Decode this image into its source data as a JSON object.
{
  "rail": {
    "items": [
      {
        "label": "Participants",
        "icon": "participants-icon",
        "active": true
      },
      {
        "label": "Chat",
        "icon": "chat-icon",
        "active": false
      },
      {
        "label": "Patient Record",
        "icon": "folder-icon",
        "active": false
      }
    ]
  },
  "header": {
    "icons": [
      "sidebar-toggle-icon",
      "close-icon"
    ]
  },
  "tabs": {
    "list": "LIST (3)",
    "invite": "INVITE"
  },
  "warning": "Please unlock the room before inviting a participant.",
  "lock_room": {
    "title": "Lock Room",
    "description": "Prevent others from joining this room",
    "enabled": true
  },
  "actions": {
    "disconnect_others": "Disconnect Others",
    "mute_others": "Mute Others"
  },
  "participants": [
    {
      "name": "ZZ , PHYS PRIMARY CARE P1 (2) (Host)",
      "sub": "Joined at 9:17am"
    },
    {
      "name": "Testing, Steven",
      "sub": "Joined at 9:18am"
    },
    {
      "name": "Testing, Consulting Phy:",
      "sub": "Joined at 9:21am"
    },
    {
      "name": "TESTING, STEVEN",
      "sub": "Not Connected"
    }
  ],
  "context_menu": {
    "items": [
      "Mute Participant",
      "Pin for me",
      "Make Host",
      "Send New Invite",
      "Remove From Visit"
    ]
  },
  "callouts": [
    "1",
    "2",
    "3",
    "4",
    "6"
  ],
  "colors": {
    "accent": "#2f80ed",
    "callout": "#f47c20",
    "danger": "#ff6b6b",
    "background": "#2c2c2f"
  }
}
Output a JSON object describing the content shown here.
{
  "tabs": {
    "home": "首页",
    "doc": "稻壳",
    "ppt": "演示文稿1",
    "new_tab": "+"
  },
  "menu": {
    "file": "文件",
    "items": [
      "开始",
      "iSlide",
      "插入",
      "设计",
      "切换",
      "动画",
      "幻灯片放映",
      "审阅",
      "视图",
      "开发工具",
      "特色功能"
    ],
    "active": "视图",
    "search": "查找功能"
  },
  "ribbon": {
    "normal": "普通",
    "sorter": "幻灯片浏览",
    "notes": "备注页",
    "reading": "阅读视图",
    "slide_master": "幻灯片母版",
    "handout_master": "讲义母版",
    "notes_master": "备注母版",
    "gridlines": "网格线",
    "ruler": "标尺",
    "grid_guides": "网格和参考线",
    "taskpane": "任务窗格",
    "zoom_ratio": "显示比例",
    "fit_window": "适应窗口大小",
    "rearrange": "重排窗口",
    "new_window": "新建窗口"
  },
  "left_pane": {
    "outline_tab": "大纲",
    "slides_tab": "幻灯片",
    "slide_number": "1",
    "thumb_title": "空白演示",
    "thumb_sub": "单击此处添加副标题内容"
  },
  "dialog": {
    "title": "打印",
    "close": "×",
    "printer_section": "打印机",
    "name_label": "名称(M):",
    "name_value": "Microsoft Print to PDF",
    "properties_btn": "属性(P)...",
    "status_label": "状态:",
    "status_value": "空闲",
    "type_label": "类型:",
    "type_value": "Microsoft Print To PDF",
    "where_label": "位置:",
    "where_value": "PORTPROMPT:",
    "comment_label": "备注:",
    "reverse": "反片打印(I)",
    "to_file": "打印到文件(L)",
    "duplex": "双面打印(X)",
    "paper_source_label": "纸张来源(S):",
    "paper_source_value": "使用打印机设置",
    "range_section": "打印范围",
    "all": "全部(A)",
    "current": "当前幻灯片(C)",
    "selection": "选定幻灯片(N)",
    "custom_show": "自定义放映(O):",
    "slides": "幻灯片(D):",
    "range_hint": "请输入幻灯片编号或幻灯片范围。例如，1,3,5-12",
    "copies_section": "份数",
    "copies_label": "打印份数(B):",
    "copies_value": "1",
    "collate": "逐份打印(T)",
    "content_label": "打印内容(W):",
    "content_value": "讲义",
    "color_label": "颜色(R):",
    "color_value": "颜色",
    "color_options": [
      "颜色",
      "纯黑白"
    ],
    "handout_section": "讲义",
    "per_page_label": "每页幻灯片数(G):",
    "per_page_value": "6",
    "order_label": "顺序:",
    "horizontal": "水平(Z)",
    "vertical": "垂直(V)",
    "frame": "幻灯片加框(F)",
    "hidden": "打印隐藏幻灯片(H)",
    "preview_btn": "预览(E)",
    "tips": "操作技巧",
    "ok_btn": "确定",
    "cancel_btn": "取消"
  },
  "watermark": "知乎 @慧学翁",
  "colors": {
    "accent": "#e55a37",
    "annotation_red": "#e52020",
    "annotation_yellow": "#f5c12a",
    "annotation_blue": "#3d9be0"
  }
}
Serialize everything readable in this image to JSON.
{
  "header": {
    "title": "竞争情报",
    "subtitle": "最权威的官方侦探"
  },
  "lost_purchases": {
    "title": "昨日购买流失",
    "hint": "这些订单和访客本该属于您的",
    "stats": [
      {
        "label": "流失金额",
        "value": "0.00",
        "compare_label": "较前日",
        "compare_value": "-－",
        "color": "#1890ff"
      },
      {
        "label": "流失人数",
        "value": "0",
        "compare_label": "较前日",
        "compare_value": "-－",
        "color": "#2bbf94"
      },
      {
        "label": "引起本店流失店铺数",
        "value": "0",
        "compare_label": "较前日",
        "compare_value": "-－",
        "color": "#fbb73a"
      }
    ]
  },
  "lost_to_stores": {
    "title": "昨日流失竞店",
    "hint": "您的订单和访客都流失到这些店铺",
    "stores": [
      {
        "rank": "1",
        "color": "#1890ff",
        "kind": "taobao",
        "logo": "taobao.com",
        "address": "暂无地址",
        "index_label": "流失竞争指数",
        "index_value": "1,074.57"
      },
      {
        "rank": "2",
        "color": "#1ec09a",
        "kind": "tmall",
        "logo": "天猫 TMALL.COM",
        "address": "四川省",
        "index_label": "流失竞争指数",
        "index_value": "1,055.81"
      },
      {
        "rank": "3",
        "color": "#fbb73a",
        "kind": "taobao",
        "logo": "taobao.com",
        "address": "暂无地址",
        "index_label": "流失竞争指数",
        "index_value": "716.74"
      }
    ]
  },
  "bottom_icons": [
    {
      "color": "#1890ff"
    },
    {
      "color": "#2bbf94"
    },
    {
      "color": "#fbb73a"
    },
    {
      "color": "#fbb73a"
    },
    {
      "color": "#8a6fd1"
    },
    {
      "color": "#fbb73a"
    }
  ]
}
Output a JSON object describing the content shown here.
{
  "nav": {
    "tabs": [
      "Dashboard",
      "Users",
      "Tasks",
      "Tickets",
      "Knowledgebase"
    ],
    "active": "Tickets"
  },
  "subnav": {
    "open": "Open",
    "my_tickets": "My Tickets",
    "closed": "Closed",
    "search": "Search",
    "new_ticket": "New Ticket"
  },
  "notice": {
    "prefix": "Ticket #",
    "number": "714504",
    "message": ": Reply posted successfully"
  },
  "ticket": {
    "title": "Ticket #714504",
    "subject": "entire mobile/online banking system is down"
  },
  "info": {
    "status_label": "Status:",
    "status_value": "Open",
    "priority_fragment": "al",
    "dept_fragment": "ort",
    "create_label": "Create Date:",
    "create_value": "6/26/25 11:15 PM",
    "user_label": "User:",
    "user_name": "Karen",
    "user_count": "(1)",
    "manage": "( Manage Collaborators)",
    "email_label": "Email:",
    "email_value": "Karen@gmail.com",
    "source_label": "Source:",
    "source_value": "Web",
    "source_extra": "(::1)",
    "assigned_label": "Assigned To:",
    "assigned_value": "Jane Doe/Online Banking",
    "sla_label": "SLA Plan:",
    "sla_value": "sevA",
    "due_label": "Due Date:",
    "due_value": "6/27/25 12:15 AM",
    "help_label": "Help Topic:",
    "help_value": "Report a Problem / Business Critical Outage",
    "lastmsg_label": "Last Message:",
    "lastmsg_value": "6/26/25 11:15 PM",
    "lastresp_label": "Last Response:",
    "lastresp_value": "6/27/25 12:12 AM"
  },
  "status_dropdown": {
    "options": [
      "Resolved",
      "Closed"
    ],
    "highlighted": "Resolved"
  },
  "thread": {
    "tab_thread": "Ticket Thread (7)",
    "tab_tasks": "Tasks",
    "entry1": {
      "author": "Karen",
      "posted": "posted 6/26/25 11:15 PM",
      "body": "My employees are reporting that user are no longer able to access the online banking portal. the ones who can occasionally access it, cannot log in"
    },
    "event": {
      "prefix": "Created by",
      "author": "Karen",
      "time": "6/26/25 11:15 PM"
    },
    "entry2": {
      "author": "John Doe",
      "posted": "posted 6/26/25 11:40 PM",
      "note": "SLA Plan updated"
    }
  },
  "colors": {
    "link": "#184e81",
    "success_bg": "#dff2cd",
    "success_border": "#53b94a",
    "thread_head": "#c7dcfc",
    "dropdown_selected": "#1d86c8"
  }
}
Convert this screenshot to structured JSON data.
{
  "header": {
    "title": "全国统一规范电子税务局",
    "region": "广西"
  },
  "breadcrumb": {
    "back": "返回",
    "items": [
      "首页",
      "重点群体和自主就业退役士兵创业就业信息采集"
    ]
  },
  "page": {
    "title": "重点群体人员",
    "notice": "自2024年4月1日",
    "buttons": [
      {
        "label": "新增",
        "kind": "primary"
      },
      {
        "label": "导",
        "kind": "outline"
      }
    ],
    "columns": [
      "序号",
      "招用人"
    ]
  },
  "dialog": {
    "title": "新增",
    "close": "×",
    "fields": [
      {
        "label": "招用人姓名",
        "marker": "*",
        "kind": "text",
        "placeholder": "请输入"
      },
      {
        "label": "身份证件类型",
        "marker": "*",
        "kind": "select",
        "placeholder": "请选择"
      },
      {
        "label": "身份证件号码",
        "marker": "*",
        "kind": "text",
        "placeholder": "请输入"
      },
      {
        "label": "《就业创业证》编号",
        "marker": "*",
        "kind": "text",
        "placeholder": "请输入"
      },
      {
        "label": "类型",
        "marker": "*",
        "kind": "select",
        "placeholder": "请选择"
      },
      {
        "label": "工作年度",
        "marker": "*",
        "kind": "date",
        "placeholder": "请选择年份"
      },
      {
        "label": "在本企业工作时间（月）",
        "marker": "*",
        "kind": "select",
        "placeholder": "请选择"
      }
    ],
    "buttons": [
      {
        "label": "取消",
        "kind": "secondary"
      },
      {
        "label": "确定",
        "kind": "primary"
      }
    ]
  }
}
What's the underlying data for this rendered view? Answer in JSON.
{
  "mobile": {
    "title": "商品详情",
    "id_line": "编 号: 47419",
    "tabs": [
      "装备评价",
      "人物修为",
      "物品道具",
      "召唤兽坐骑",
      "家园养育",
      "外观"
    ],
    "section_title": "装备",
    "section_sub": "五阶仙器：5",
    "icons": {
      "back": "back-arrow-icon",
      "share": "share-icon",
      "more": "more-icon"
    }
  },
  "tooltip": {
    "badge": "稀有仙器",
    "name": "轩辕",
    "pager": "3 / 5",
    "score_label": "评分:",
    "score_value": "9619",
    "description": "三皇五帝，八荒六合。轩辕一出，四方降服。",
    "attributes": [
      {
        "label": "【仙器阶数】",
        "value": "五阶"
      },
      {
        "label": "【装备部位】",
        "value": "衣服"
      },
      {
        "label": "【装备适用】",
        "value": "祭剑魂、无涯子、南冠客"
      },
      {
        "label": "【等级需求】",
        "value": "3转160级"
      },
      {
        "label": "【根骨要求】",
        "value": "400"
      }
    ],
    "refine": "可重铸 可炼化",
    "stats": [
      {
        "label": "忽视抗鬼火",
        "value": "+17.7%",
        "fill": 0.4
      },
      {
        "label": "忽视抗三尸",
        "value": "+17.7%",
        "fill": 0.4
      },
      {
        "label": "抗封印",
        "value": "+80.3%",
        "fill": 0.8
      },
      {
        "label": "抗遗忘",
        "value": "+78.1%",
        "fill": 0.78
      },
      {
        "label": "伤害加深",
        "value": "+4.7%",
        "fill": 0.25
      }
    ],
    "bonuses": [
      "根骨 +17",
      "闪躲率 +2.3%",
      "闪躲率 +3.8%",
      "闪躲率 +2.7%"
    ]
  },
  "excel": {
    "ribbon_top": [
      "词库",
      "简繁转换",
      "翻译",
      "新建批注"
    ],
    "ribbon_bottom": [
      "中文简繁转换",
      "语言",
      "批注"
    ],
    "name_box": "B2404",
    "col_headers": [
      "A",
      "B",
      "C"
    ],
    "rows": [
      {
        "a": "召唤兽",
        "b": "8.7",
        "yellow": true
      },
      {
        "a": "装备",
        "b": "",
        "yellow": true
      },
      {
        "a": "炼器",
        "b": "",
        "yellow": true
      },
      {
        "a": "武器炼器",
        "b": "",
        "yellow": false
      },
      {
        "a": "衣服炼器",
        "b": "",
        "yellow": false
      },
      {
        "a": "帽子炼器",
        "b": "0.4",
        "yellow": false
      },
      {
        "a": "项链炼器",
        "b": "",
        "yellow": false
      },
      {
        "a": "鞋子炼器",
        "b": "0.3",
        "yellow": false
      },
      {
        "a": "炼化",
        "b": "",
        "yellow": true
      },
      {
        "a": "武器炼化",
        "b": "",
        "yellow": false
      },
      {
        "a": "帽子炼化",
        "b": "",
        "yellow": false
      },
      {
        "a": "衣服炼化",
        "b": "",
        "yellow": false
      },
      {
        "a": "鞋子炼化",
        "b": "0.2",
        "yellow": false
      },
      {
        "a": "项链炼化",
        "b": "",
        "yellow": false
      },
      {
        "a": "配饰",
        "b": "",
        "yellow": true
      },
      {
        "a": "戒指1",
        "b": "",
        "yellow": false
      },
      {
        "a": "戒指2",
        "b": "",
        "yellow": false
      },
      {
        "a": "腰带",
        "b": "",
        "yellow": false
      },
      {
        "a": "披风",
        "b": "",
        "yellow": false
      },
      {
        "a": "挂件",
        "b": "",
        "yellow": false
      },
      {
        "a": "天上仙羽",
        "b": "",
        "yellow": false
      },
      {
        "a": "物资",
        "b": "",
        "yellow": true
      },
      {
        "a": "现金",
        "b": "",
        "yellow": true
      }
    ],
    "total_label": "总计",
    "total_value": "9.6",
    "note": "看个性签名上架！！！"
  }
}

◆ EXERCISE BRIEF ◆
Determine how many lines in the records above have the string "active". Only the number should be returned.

◆ ANSWER FOR THE TASK ◆
5